Ice Cream Grace

In Tony Campolo’s recent book, Stories That Feed Your Soul, he shared a story about when he was asked to present to a university class “how Christianity could be a movement that would foster positive and radical social change.” 

Campolo passionately told the students how Christianity could solve the world’s problems. The students were enthralled. They wanted that world that following Jesus could bring. But then the professor, who had invited Tony, interrupted him and shouted, “Tony! Tony! Be sure to tell them the cost! Tell them what it will cost them if they become the kind of Christians that Jesus expects them to be. Explain to them the sacrifices that they will have to make if they are to be true followers of Jesus.” In explaining the cost, Campolo lost the crowd. They wanted all of the benefits, but none of the cost.

So what is the cost to follow Jesus?

We have a tendency to confuse undeserved forgiveness with free forgiveness. We must realize that none of us can ever do enough good works to deserve forgiveness for any of the wrongs we have done, are doing, and will do in the future. None us can abstain from enough sins to cover up any of the times we have missed, are missing, and will continue to miss opportunities to love the people around us. Since we cannot pay the price, we do not deserve forgiveness. That is why it is a gift. But being a gift does not mean that it is given without cost.

I have fantasized about telling my kids that the ice cream truck was the boogey man truck. This way they would hide and cower behind the bushes, terrified of the music and the truck rather than ask me to buy them ice cream at the truck’s siren call. But I digress.

The other day, we were sitting outside at the lake with my aunt and uncle. The hypnotic music of the ice cream truck could be heard coming closer and closer. My aunt, upon hearing the noise, wanted to buy my kids ice cream, so she did. My kids were happy. My aunt was happy. Everyone was happy. And my kids became messy enjoying their ice cream. We wrongly visualize an image similar to this, where God is like my aunt and we are like my children, when we attempt to understand receiving God’s grace. God wants to give us grace, but there is a cost. It isn’t just us running happily to an ice cream truck.

Jesus taught, "If anyone would come after me, let him deny himself and take up his cross and follow me. For whoever would save his life will lose it, but whoever loses his life for my sake will find it. For what will it profit a man if he gains the whole world and forfeits his soul?

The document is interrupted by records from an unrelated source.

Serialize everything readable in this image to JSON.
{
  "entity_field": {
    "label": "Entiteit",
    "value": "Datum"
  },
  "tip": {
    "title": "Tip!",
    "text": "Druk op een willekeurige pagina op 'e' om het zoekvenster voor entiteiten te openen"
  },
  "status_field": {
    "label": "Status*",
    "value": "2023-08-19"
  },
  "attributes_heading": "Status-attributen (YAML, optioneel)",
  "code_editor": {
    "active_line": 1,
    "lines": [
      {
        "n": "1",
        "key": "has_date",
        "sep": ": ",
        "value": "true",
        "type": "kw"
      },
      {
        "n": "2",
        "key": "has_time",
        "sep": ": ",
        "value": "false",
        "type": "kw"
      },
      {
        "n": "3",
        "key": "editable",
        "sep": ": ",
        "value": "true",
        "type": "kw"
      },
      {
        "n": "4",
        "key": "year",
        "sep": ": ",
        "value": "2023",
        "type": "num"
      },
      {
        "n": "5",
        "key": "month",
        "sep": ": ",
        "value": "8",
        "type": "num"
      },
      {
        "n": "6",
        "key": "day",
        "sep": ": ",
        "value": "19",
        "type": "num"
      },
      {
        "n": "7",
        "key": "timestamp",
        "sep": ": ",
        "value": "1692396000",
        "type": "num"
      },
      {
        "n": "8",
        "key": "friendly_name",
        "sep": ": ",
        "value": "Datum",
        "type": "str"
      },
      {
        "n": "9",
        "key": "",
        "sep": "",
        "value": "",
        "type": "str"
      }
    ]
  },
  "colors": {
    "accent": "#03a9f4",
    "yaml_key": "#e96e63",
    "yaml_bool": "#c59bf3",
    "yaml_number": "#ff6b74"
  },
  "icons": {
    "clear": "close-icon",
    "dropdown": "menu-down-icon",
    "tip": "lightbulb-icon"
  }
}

Or what shall a man give in return for his soul?” [Matthew 16:24-26 (ESV].

This is death imagery. It would be like Jesus saying, “Deny yourself, climb into your electric chair, and follow me.” The cross was a disgraceful, humiliating execution device.

The cost to follow Jesus is everything. It’s not going through a confirmation class. It’s not raising a hand in response to a commitment call. It’s not going to the altar. It’s not being baptized. It’s not saying a specific prayer. It’s not most of the things we confuse it with. The cost to follow Jesus is everything. It’s not attending Sunday morning gatherings, taking the Lord’s Supper, giving in the offering plate, or some other religious ritual. It’s everything.

It’s the giving of your whole life, everything from your time at work to your time in the neighborhood. From your time with family to your time entertaining yourself. God’s grace, given to us through Jesus’ death on the cross, is not a cheap grace, it’s an undeserved grace. It’s an expensive grace, freely given.

When young people are asked what they think of Christians, the first thought that comes to mind is that Christians are judgmental. Something is drastically wrong when followers of Jesus are known for a trait that was not modeled in the One they claim to follow. Christians suffer an image problem in our culture.  This is an inevitable result of watering down Christianity from a teaching of costly grace to one of free benefits. When our churches are filled with people who want the benefits of following Jesus without the cost of following Jesus, we will exhibit a Jesus who is selfish rather than serving.

There are great benefits to being a Christian, both on a personal and on a societal level. However, these benefits cannot be received until we give ourselves completely to Jesus. We must stop living for ourselves and start living for others. In doing so, we will find the grace that God provides through Jesus. The benefits we receive might not look like the benefits we wanted when we were living selfishly, but they will be the benefits we and the people around us need. May we find the strength to climb into our electric chair and follow Jesus.